According to the United Nations (UN) System of Environmental-Economic Accounting (SEEA), environmental taxes are those taxes which have a tax base with a proven negative impact on the environment (SEEA 2012 paragraph 4.150), thereby increasing the price on activities and products that are harmful to the environment. They encourage consumers and producers to adjust their consumption and production patterns to achieve cost reductions and better environmental outcomes. Monitoring these taxes can provide useful information for assessing how economic instruments can achieve these changes.
As environmental taxes are only one type of environmental economic instrument it is important to take note of other measures that can be used alternatively or in combination with the taxes. Other such instruments are e.g. subsidies, grants or tax expenditures. However, these instruments are not covered in this discussion paper.
Environmental taxes in Australia consist of taxes on transport and energy. Taxes on energy include, for example, taxes on fossil fuels for transport and emission trading schemes. Taxes on transport include, for example, stamp duties and registration taxes. No taxes falling under the category of resources or pollution are levied in Australia.
At present there is no statistical information available which identifies and quantifies environmental taxes in Australia. This paper addresses this gap, and outlines in general how environmental taxes, in the first instance, are levied through the population, economic activities and its link to the environment. Estimating the effect of a tax, e.g. how much of the tax is passed on to the buyers is not part of this discussion paper.
These experimental results show that in 2010-11 Australia's environmental taxes amounted to approximately $26 billion, and accounted for around 2% of Gross Domestic Product (GDP) and 7% of total tax revenues. The environmental tax share of total tax revenues has increased over the past 10 years. Industry pays 67% of total environmental taxes, while households account for the remainder (33%). With regard to energy taxes paid by industry, Manufacturing (ANZISC Division C) accounted for the highest percentage (39% of total energy taxes paid by industry), while Services (ANZSIC Divisions F-H, J-S) accounted for the highest percentage for transport taxes (62% of total transport taxes paid by the industry).

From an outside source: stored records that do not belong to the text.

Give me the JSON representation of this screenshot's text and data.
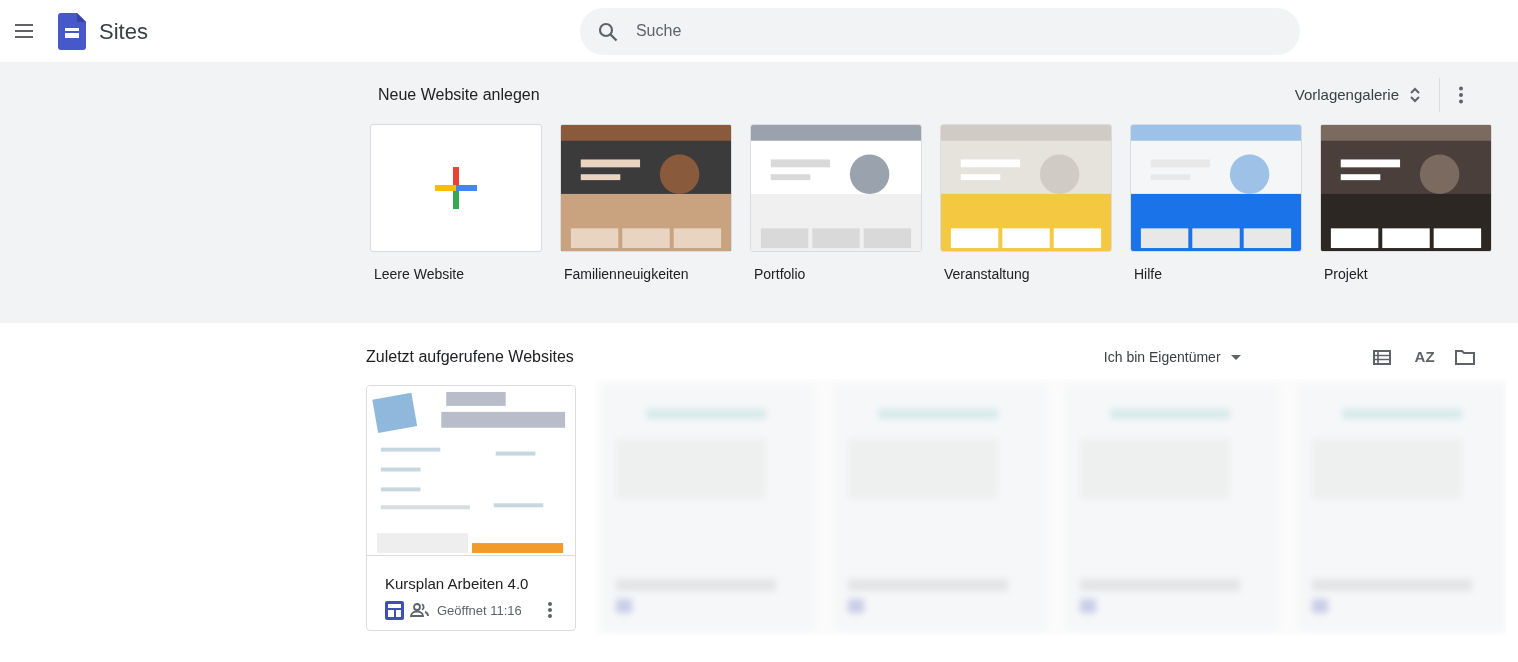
{
  "header": {
    "app_name": "Sites",
    "search": {
      "placeholder": "Suche"
    }
  },
  "new_site": {
    "title": "Neue Website anlegen",
    "gallery_button": "Vorlagengalerie",
    "templates": [
      {
        "label": "Leere Website",
        "kind": "blank"
      },
      {
        "label": "Familienneuigkeiten",
        "kind": "picture"
      },
      {
        "label": "Portfolio",
        "kind": "picture"
      },
      {
        "label": "Veranstaltung",
        "kind": "picture"
      },
      {
        "label": "Hilfe",
        "kind": "picture"
      },
      {
        "label": "Projekt",
        "kind": "picture"
      }
    ]
  },
  "recent": {
    "title": "Zuletzt aufgerufene Websites",
    "owner_filter": "Ich bin Eigentümer",
    "sort_label": "AZ",
    "sites": [
      {
        "title": "Kursplan Arbeiten 4.0",
        "opened": "Geöffnet 11:16",
        "shared": true
      }
    ]
  }
}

The main data source for the calculation of environmental taxes is the Australian Bureau of Statistics (ABS) publication Government Finance Statistics (GFS) (cat. no. 5506.0), complemented by data from the Australian Taxation Office, the Department of Sustainability, Environment, Water, Population and Communities, and other sources. The methodology traces tax revenue to the taxpayer, by using industry and household specific information. Reassigning energy taxes to the taxpayer requires information from the ABS Energy Account, Australia (cat. no. 4604.0). For the reassignment of transport taxes back to taxpayers, statistics on gross fixed capital formation and household final consumption expenditure on vehicles was sourced from the ABS Australian System of National Accounts (cat. no. 5204.0). Tax credits have been taken into consideration in the methodology based on the amount of tax credit and fuel prices.
The ABS welcomes any feedback on the usefulness of presenting environmental taxes by industry and households in the context of policy formation, evaluation and informing the community.
For further information about these and related statistics, contact the National Information and Referral Service on 1300 135 070.